A. R. C. Institute of Animal Physiology, Babraham, Cambridge, CB2 4AT
(Received 12 April 1977)
Both electrical stimulation with steel microelectrodes and injection of iron salts into the preoptic area lead to an increased concentration of luteinizing hormone (LH) in the plasma and ovulation (Everett & Radford, 1961; Dyer & Burnet, 1976).
Initially, iron salts were thought to excite nerve cells but Fe2+ and Fe3+ ions, like most cations, when applied to nerve cells by micro-iontophoresis, inhibit firing (Dyer & Burnet, 1976). Dyer & Burnet (1976) proposed a number of alternative explanations for the electrochemical stimulation of ovulation.
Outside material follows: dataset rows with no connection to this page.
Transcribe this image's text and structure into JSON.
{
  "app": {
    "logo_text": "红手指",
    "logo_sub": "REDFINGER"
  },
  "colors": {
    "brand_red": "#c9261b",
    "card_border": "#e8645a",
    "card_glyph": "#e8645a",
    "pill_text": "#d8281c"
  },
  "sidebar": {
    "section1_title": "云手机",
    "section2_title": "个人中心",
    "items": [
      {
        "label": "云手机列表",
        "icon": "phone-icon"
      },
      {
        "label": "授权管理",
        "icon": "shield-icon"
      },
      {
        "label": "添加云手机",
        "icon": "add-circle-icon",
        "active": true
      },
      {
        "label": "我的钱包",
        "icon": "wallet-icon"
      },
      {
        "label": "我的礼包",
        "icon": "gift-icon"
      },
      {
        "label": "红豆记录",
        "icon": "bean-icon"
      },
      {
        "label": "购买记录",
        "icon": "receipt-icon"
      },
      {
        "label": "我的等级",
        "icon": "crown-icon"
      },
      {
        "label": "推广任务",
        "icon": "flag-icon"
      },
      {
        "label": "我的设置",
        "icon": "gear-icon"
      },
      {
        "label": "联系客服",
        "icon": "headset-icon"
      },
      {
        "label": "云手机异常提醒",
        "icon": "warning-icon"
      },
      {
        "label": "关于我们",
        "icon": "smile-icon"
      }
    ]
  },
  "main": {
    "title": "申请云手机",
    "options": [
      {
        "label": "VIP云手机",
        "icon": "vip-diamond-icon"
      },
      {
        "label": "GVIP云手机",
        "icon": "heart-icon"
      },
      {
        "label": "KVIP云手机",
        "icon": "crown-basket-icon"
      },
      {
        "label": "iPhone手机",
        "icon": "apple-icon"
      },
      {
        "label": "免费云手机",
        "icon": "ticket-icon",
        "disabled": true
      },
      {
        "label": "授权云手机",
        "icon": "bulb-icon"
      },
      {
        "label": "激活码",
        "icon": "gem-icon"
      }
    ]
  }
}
They suggested that ferrous or ferric ions might kill or damage some neurones and the resulting cell disruption might lead in turn to the liberation of a sufficient quantity of luteinizing hormone releasing hormone (LH-RH) into the hypophysial portal vessels to cause a surge of LH. Alternatively, ovulation might be stimulated by